* _ABOUT THIS EXERCISE_
Below is a block of entries, which should be copied verbatim apart from the pictures.

Data about app and page elements:

━━━

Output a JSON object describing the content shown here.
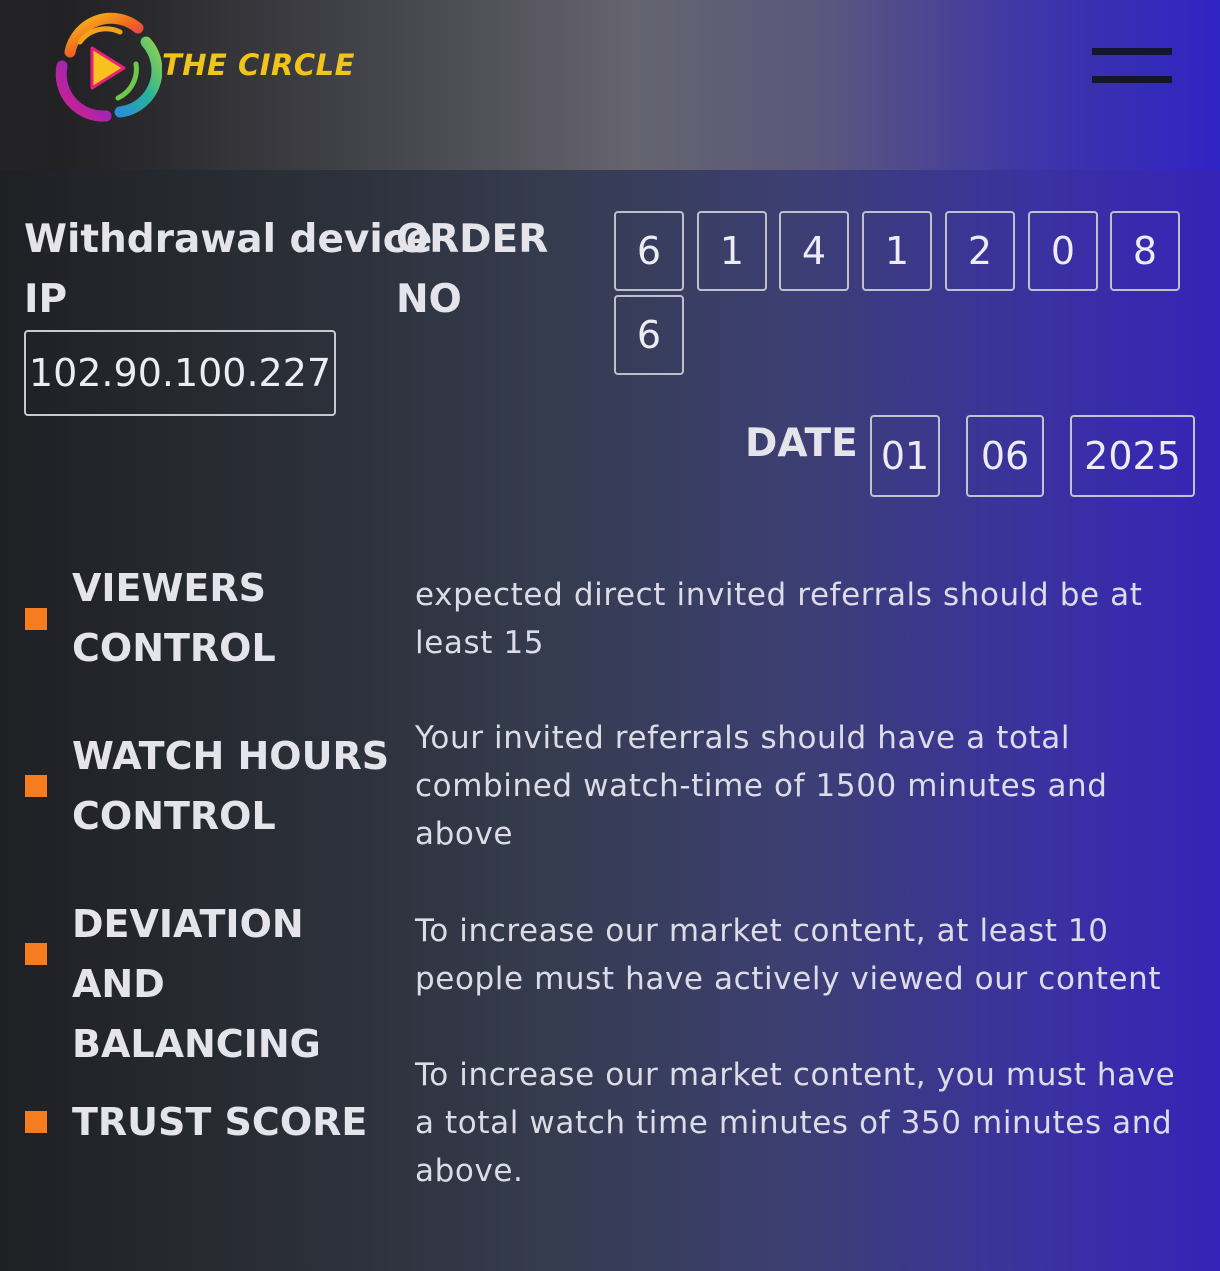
{
  "header": {
    "brand": "THE CIRCLE",
    "logo_icon": "circle-play-logo",
    "menu_icon": "hamburger-menu-icon"
  },
  "withdrawal_ip": {
    "label_line1": "Withdrawal device",
    "label_line2": "IP",
    "value": "102.90.100.227"
  },
  "order": {
    "label_line1": "ORDER",
    "label_line2": "NO",
    "digits": [
      "6",
      "1",
      "4",
      "1",
      "2",
      "0",
      "8",
      "6"
    ]
  },
  "date": {
    "label": "DATE",
    "day": "01",
    "month": "06",
    "year": "2025"
  },
  "rules": [
    {
      "title": "VIEWERS CONTROL",
      "description": "expected direct invited referrals should be at least 15"
    },
    {
      "title": "WATCH HOURS CONTROL",
      "description": "Your invited referrals should have a total combined watch-time of 1500 minutes and above"
    },
    {
      "title": "DEVIATION AND BALANCING",
      "description": "To increase our market content, at least 10 people must have actively viewed our content"
    },
    {
      "title": "TRUST SCORE",
      "description": "To increase our market content, you must have a total watch time minutes of 350 minutes and above."
    }
  ],
  "colors": {
    "accent_bullet": "#f57c1f",
    "brand_text": "#f0c419",
    "bg_start": "#1f2024",
    "bg_end": "#3623b8"
  }
}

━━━

* _RESULT OF THE TASK_
Output a JSON object describing the content shown here.
{
  "header": {
    "brand": "THE CIRCLE",
    "logo_icon": "circle-play-logo",
    "menu_icon": "hamburger-menu-icon"
  },
  "withdrawal_ip": {
    "label_line1": "Withdrawal device",
    "label_line2": "IP",
    "value": "102.90.100.227"
  },
  "order": {
    "label_line1": "ORDER",
    "label_line2": "NO",
    "digits": [
      "6",
      "1",
      "4",
      "1",
      "2",
      "0",
      "8",
      "6"
    ]
  },
  "date": {
    "label": "DATE",
    "day": "01",
    "month": "06",
    "year": "2025"
  },
  "rules": [
    {
      "title": "VIEWERS CONTROL",
      "description": "expected direct invited referrals should be at least 15"
    },
    {
      "title": "WATCH HOURS CONTROL",
      "description": "Your invited referrals should have a total combined watch-time of 1500 minutes and above"
    },
    {
      "title": "DEVIATION AND BALANCING",
      "description": "To increase our market content, at least 10 people must have actively viewed our content"
    },
    {
      "title": "TRUST SCORE",
      "description": "To increase our market content, you must have a total watch time minutes of 350 minutes and above."
    }
  ],
  "colors": {
    "accent_bullet": "#f57c1f",
    "brand_text": "#f0c419",
    "bg_start": "#1f2024",
    "bg_end": "#3623b8"
  }
}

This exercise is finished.